• Excerpted records
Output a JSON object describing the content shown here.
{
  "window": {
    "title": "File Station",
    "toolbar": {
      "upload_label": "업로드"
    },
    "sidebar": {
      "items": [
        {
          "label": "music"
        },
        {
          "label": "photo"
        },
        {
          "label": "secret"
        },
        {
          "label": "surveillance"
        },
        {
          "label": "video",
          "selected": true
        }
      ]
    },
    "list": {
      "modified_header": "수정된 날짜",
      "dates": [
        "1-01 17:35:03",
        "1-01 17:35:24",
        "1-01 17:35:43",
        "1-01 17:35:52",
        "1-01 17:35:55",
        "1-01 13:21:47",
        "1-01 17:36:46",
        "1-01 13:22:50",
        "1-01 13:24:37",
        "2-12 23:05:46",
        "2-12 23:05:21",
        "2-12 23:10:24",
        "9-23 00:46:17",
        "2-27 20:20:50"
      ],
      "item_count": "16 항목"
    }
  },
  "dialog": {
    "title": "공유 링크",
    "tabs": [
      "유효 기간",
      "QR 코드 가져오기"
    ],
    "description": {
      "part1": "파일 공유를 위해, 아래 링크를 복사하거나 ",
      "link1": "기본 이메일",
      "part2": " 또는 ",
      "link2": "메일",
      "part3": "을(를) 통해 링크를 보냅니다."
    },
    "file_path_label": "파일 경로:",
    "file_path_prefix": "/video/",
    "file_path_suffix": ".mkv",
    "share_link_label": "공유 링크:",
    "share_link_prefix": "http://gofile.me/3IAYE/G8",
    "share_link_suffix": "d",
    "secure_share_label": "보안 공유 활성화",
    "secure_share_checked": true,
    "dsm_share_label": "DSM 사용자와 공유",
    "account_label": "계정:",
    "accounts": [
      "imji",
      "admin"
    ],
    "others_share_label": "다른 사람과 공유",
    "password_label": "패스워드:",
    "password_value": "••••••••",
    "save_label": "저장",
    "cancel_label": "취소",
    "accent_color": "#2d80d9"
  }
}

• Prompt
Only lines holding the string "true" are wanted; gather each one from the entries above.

• Response box
          "selected": true
    "secure_share_checked": true,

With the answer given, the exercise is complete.